Go to Harvard Business School and they’re still teaching the Jack Welch style of business which is basic Renaissance Corporatism: take everything you actually do and understand that if you’re actually doing something you’re not making as much money as you would if you sold that off and got up a level closer to the bank. Anyone who’s actually working? That’s inefficient. Welch looked at GE and said “Let’s sell off anyone who’s actually doing something. So we can get away from this manufacturing of stuff and materials and competencies. Let’s become capital. Let’s become the bank, because the whole game was built for the bank”.

Real social isn’t about brand imagery

The net broke this. The net killed brands by leading to a non-fiction media space. It allowed people to deconstruct brands from the images. Keebler is no longer elves. It’s a place where people make cookies. The net broke the oligarchy-led, bank-driven, economic growth model. You don’t need massive infusions of centralised cash to run a business. That’s what happened with the crash. The banks needed somewhere to put their money. They tried dotcoms and they didn’t need all that money – so they put it into real estate – and look what happened!

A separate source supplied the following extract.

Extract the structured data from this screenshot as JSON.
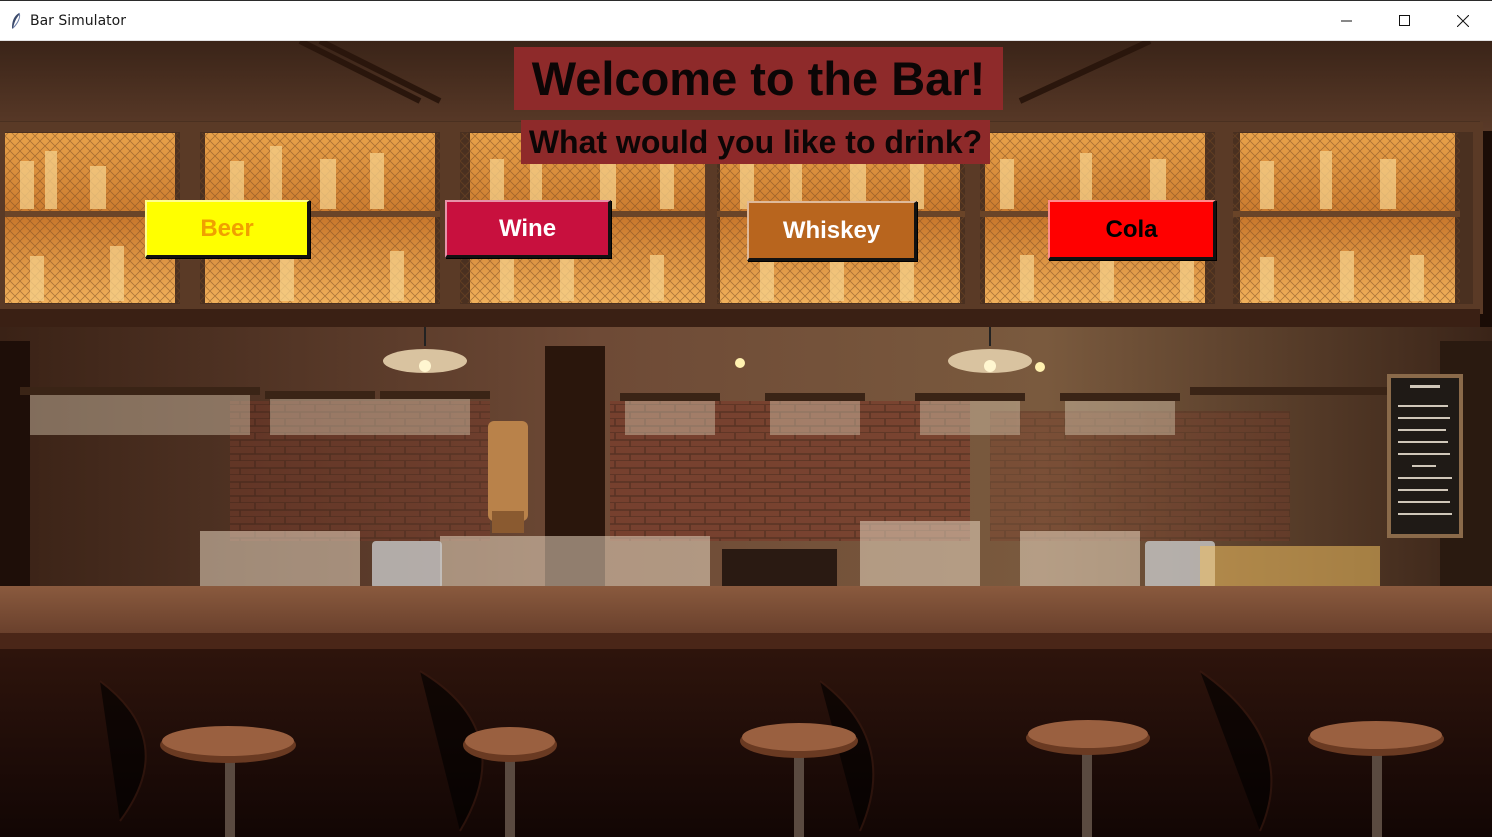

Facebook is a brilliant exercise in “How far can I reduce people’s sense of who they are to a consumer profile?” We went from wacky web pages to Myspace (which is kind of modular web pages) to radio buttons (Facebook), which is “I’m straight and married”. But real “social” is not about [traditional] marketing. It’s about re-connecting the people who actually care about the industry you think you’re in. Reconnecting consumers to fans to employees to management to shareholders to partners.

It’s about reconnection

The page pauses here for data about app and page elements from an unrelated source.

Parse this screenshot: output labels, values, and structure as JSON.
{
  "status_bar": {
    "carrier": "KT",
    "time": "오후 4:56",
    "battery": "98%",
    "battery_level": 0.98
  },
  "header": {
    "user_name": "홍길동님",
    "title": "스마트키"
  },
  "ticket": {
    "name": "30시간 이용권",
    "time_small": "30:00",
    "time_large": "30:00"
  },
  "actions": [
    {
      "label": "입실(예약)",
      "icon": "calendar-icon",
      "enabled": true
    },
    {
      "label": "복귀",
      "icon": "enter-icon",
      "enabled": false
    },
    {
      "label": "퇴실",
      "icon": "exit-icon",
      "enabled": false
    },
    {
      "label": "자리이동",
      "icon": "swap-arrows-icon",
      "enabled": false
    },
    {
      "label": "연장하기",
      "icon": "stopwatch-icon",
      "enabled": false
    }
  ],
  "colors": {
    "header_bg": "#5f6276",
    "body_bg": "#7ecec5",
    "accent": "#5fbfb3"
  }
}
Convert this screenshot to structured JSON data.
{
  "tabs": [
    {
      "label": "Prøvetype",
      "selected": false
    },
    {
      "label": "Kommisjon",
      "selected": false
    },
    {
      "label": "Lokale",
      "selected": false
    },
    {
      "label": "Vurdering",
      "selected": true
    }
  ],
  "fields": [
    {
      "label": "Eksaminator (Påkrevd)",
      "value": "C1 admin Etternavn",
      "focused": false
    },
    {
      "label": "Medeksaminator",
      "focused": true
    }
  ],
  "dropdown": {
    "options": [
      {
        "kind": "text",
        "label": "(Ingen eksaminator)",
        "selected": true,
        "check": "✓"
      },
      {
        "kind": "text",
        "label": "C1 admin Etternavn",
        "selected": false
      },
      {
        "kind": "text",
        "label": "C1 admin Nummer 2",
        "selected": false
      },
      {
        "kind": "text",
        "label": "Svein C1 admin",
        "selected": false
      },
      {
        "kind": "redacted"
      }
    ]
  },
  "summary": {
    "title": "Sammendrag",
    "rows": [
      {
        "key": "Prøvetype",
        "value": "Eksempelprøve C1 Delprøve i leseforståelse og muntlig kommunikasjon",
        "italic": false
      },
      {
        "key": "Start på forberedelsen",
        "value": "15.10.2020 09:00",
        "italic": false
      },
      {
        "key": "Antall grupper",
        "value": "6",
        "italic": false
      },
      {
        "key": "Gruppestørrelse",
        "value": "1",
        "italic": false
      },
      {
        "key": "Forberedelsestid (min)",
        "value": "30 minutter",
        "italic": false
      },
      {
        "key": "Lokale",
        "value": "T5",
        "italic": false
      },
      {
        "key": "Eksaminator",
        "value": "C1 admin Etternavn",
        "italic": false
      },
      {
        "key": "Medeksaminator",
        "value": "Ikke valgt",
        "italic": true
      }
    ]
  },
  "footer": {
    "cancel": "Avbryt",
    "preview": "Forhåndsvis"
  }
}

Your competitors are no longer your competitors in a social media space. They are fellow stakeholders in the industry that you all care about: the thing that you do. Imagine you’re in the lemonade industry: you don’t care if he came up with a better lemonade idea – that’s great! You can use it too. Here’s my idea: let’s talk! The distinctions don’t matter when the thing you do is the thing that you do.

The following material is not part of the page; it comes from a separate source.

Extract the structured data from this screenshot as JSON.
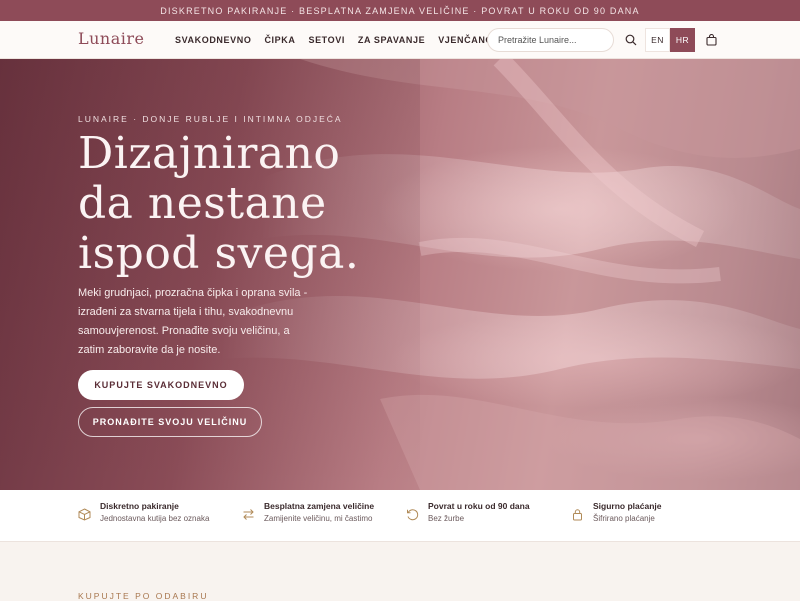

Most people still don’t do the thing they do. They outsource the thing to someone else and do the banking and marketing of it. They don’t do the thing. If you don’t do the thing that you do, do not get involved in social media. It will kill you. You want to be transparent? Then there has to be something inside. You can’t be social, you can’t become transparent if you’re just going to show that you’re a bunch of paper pushers using some Chinese outsourced something.

It’s about expertise and culture

Moving into social means becoming dedicated to the expertise, the culture and the intelligence of whatever your sector is. You don’t have a chartered monopoly any more so your competitive advantage is going to be actually tied into your ability. And the good news is we’re finally in an environment when your ability can be communicated directly. That is the new story for a social media era. It’s not about the elves. For Kentucky Fried Chicken it’s the chicken crust, it’s not Colonel Saunders. It’s your nerds, your R and D, your bizarre, passionate geeks. And the management is there to protect those people. And your most ardent fans are the people trying to get to work in your company.

Instead of being an advertiser led/ brand challenge, it’s a different kind of communications challenge: it’s applied memetics: what do people hear when you talk about the thing you do. It’s truthful. It’s not fantasy. But your truth has got to be good. Use social to message the truth.

Most companies are still afraid of it (social media) because there’s this sense that they don’t actually do anything. If you want to introduce social media within a company, first you’ve got to convince management that what they’re doing is actually good. Or (and this is harder), if they don’t already do anything then you actually have to get them to do something good.

We are no longer in the universe of messaging and marketing, we are in the universe of doing.

If marketing is a conversation, why is everyone shouting?

Photo: designbyfront (via Flickr)